Top of Given records
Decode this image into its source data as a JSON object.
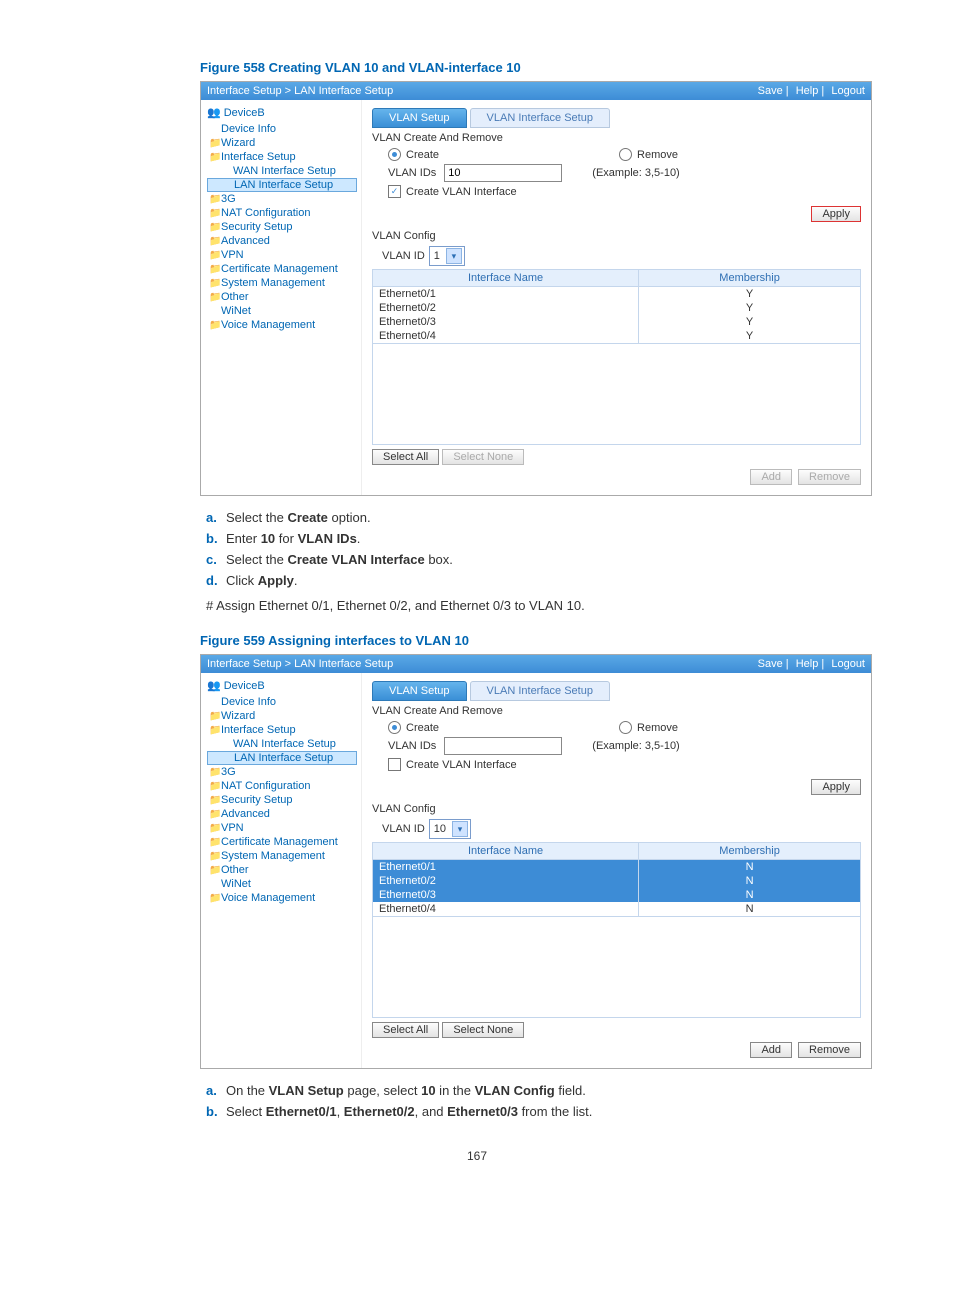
{
  "figure1": {
    "title": "Figure 558 Creating VLAN 10 and VLAN-interface 10"
  },
  "figure2": {
    "title": "Figure 559 Assigning interfaces to VLAN 10"
  },
  "breadcrumb": "Interface Setup > LAN Interface Setup",
  "topLinks": {
    "save": "Save",
    "help": "Help",
    "logout": "Logout"
  },
  "tree": {
    "root": "DeviceB",
    "items": [
      {
        "label": "Device Info",
        "icon": ""
      },
      {
        "label": "Wizard",
        "icon": "📁"
      },
      {
        "label": "Interface Setup",
        "icon": "📁"
      },
      {
        "label": "WAN Interface Setup",
        "icon": "",
        "sub": true
      },
      {
        "label": "LAN Interface Setup",
        "icon": "",
        "sub": true,
        "sel": true
      },
      {
        "label": "3G",
        "icon": "📁"
      },
      {
        "label": "NAT Configuration",
        "icon": "📁"
      },
      {
        "label": "Security Setup",
        "icon": "📁"
      },
      {
        "label": "Advanced",
        "icon": "📁"
      },
      {
        "label": "VPN",
        "icon": "📁"
      },
      {
        "label": "Certificate Management",
        "icon": "📁"
      },
      {
        "label": "System Management",
        "icon": "📁"
      },
      {
        "label": "Other",
        "icon": "📁"
      },
      {
        "label": "WiNet",
        "icon": ""
      },
      {
        "label": "Voice Management",
        "icon": "📁"
      }
    ]
  },
  "tabs": {
    "active": "VLAN Setup",
    "inactive": "VLAN Interface Setup"
  },
  "form": {
    "sectionCreate": "VLAN Create And Remove",
    "create": "Create",
    "remove": "Remove",
    "vlanIdsLabel": "VLAN IDs",
    "vlanIdsValue": "10",
    "example": "(Example: 3,5-10)",
    "createVlanIf": "Create VLAN Interface",
    "apply": "Apply",
    "vlanConfig": "VLAN Config",
    "vlanIdLabel": "VLAN ID",
    "vlanIdSel1": "1",
    "vlanIdSel2": "10",
    "colIf": "Interface Name",
    "colMem": "Membership",
    "rows1": [
      {
        "if": "Ethernet0/1",
        "m": "Y"
      },
      {
        "if": "Ethernet0/2",
        "m": "Y"
      },
      {
        "if": "Ethernet0/3",
        "m": "Y"
      },
      {
        "if": "Ethernet0/4",
        "m": "Y"
      }
    ],
    "rows2": [
      {
        "if": "Ethernet0/1",
        "m": "N",
        "sel": true
      },
      {
        "if": "Ethernet0/2",
        "m": "N",
        "sel": true
      },
      {
        "if": "Ethernet0/3",
        "m": "N",
        "sel": true
      },
      {
        "if": "Ethernet0/4",
        "m": "N"
      }
    ],
    "selectAll": "Select All",
    "selectNone": "Select None",
    "add": "Add",
    "removeBtn": "Remove"
  },
  "steps1": [
    {
      "l": "a.",
      "html": "Select the <b>Create</b> option."
    },
    {
      "l": "b.",
      "html": "Enter <b>10</b> for <b>VLAN IDs</b>."
    },
    {
      "l": "c.",
      "html": "Select the <b>Create VLAN Interface</b> box."
    },
    {
      "l": "d.",
      "html": "Click <b>Apply</b>."
    }
  ],
  "note": "# Assign Ethernet 0/1, Ethernet 0/2, and Ethernet 0/3 to VLAN 10.",
  "steps2": [
    {
      "l": "a.",
      "html": "On the <b>VLAN Setup</b> page, select <b>10</b> in the <b>VLAN Config</b> field."
    },
    {
      "l": "b.",
      "html": "Select <b>Ethernet0/1</b>, <b>Ethernet0/2</b>, and <b>Ethernet0/3</b> from the list."
    }
  ],
  "pageNum": "167"
}
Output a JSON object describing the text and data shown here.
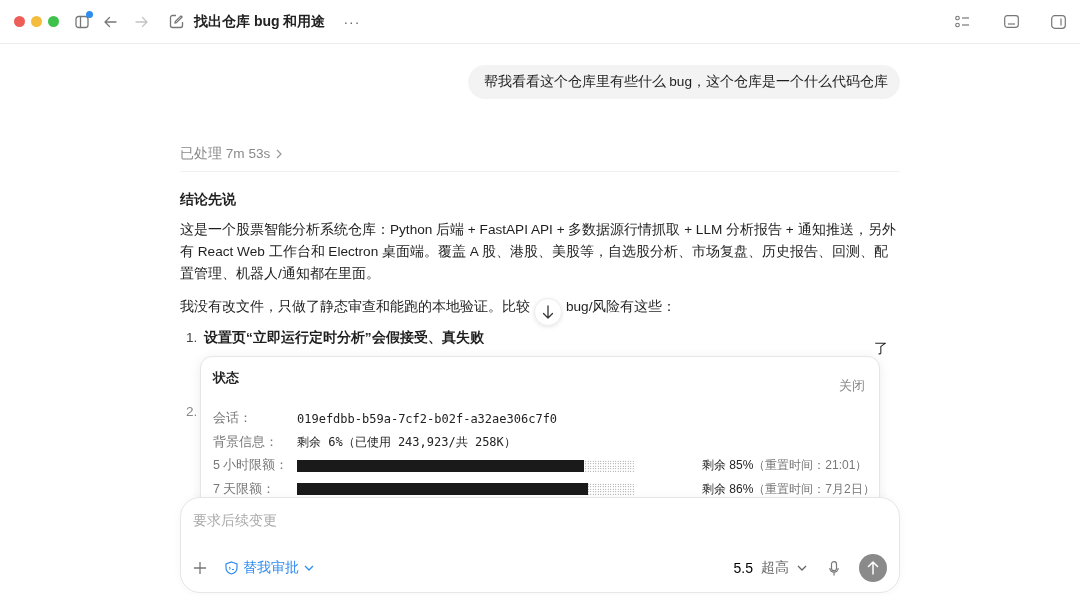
{
  "window": {
    "title": "找出仓库 bug 和用途",
    "sidebar_badge": true,
    "more": "···"
  },
  "user_message": "帮我看看这个仓库里有些什么 bug，这个仓库是一个什么代码仓库",
  "processed": "已处理 7m 53s",
  "reply": {
    "heading": "结论先说",
    "paragraphs": [
      "这是一个股票智能分析系统仓库：Python 后端 + FastAPI API + 多数据源行情抓取 + LLM 分析报告 + 通知推送，另外有 React Web 工作台和 Electron 桌面端。覆盖 A 股、港股、美股等，自选股分析、市场复盘、历史报告、回测、配置管理、机器人/通知都在里面。"
    ],
    "intro_before": "我没有改文件，只做了静态审查和能跑的本地验证。比较",
    "intro_after": "bug/风险有这些：",
    "list": [
      {
        "number": "1.",
        "text": "设置页“立即运行定时分析”会假接受、真失败",
        "overflow": "了"
      },
      {
        "number": "2."
      }
    ]
  },
  "status": {
    "title": "状态",
    "close": "关闭",
    "rows": [
      {
        "kind": "text",
        "label": "会话：",
        "value": "019efdbb-b59a-7cf2-b02f-a32ae306c7f0"
      },
      {
        "kind": "text",
        "label": "背景信息：",
        "value": "剩余 6%（已使用 243,923/共 258K）"
      },
      {
        "kind": "meter",
        "label": "5 小时限额：",
        "level": 0.85,
        "value": "剩余 85%",
        "note": "（重置时间：21:01）"
      },
      {
        "kind": "meter",
        "label": "7 天限额：",
        "level": 0.86,
        "value": "剩余 86%",
        "note": "（重置时间：7月2日）"
      }
    ]
  },
  "composer": {
    "placeholder": "要求后续变更",
    "approval": "替我审批",
    "model": "5.5",
    "effort": "超高"
  }
}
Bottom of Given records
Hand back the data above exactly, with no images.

> [Task answer]:
Decode this image into its source data as a JSON object.
{
  "figure1": {
    "title": "Figure 558 Creating VLAN 10 and VLAN-interface 10"
  },
  "figure2": {
    "title": "Figure 559 Assigning interfaces to VLAN 10"
  },
  "breadcrumb": "Interface Setup > LAN Interface Setup",
  "topLinks": {
    "save": "Save",
    "help": "Help",
    "logout": "Logout"
  },
  "tree": {
    "root": "DeviceB",
    "items": [
      {
        "label": "Device Info",
        "icon": ""
      },
      {
        "label": "Wizard",
        "icon": "📁"
      },
      {
        "label": "Interface Setup",
        "icon": "📁"
      },
      {
        "label": "WAN Interface Setup",
        "icon": "",
        "sub": true
      },
      {
        "label": "LAN Interface Setup",
        "icon": "",
        "sub": true,
        "sel": true
      },
      {
        "label": "3G",
        "icon": "📁"
      },
      {
        "label": "NAT Configuration",
        "icon": "📁"
      },
      {
        "label": "Security Setup",
        "icon": "📁"
      },
      {
        "label": "Advanced",
        "icon": "📁"
      },
      {
        "label": "VPN",
        "icon": "📁"
      },
      {
        "label": "Certificate Management",
        "icon": "📁"
      },
      {
        "label": "System Management",
        "icon": "📁"
      },
      {
        "label": "Other",
        "icon": "📁"
      },
      {
        "label": "WiNet",
        "icon": ""
      },
      {
        "label": "Voice Management",
        "icon": "📁"
      }
    ]
  },
  "tabs": {
    "active": "VLAN Setup",
    "inactive": "VLAN Interface Setup"
  },
  "form": {
    "sectionCreate": "VLAN Create And Remove",
    "create": "Create",
    "remove": "Remove",
    "vlanIdsLabel": "VLAN IDs",
    "vlanIdsValue": "10",
    "example": "(Example: 3,5-10)",
    "createVlanIf": "Create VLAN Interface",
    "apply": "Apply",
    "vlanConfig": "VLAN Config",
    "vlanIdLabel": "VLAN ID",
    "vlanIdSel1": "1",
    "vlanIdSel2": "10",
    "colIf": "Interface Name",
    "colMem": "Membership",
    "rows1": [
      {
        "if": "Ethernet0/1",
        "m": "Y"
      },
      {
        "if": "Ethernet0/2",
        "m": "Y"
      },
      {
        "if": "Ethernet0/3",
        "m": "Y"
      },
      {
        "if": "Ethernet0/4",
        "m": "Y"
      }
    ],
    "rows2": [
      {
        "if": "Ethernet0/1",
        "m": "N",
        "sel": true
      },
      {
        "if": "Ethernet0/2",
        "m": "N",
        "sel": true
      },
      {
        "if": "Ethernet0/3",
        "m": "N",
        "sel": true
      },
      {
        "if": "Ethernet0/4",
        "m": "N"
      }
    ],
    "selectAll": "Select All",
    "selectNone": "Select None",
    "add": "Add",
    "removeBtn": "Remove"
  },
  "steps1": [
    {
      "l": "a.",
      "html": "Select the <b>Create</b> option."
    },
    {
      "l": "b.",
      "html": "Enter <b>10</b> for <b>VLAN IDs</b>."
    },
    {
      "l": "c.",
      "html": "Select the <b>Create VLAN Interface</b> box."
    },
    {
      "l": "d.",
      "html": "Click <b>Apply</b>."
    }
  ],
  "note": "# Assign Ethernet 0/1, Ethernet 0/2, and Ethernet 0/3 to VLAN 10.",
  "steps2": [
    {
      "l": "a.",
      "html": "On the <b>VLAN Setup</b> page, select <b>10</b> in the <b>VLAN Config</b> field."
    },
    {
      "l": "b.",
      "html": "Select <b>Ethernet0/1</b>, <b>Ethernet0/2</b>, and <b>Ethernet0/3</b> from the list."
    }
  ],
  "pageNum": "167"
}
Output a JSON object describing the text and data shown here.
{
  "window": {
    "title": "找出仓库 bug 和用途",
    "sidebar_badge": true,
    "more": "···"
  },
  "user_message": "帮我看看这个仓库里有些什么 bug，这个仓库是一个什么代码仓库",
  "processed": "已处理 7m 53s",
  "reply": {
    "heading": "结论先说",
    "paragraphs": [
      "这是一个股票智能分析系统仓库：Python 后端 + FastAPI API + 多数据源行情抓取 + LLM 分析报告 + 通知推送，另外有 React Web 工作台和 Electron 桌面端。覆盖 A 股、港股、美股等，自选股分析、市场复盘、历史报告、回测、配置管理、机器人/通知都在里面。"
    ],
    "intro_before": "我没有改文件，只做了静态审查和能跑的本地验证。比较",
    "intro_after": "bug/风险有这些：",
    "list": [
      {
        "number": "1.",
        "text": "设置页“立即运行定时分析”会假接受、真失败",
        "overflow": "了"
      },
      {
        "number": "2."
      }
    ]
  },
  "status": {
    "title": "状态",
    "close": "关闭",
    "rows": [
      {
        "kind": "text",
        "label": "会话：",
        "value": "019efdbb-b59a-7cf2-b02f-a32ae306c7f0"
      },
      {
        "kind": "text",
        "label": "背景信息：",
        "value": "剩余 6%（已使用 243,923/共 258K）"
      },
      {
        "kind": "meter",
        "label": "5 小时限额：",
        "level": 0.85,
        "value": "剩余 85%",
        "note": "（重置时间：21:01）"
      },
      {
        "kind": "meter",
        "label": "7 天限额：",
        "level": 0.86,
        "value": "剩余 86%",
        "note": "（重置时间：7月2日）"
      }
    ]
  },
  "composer": {
    "placeholder": "要求后续变更",
    "approval": "替我审批",
    "model": "5.5",
    "effort": "超高"
  }
}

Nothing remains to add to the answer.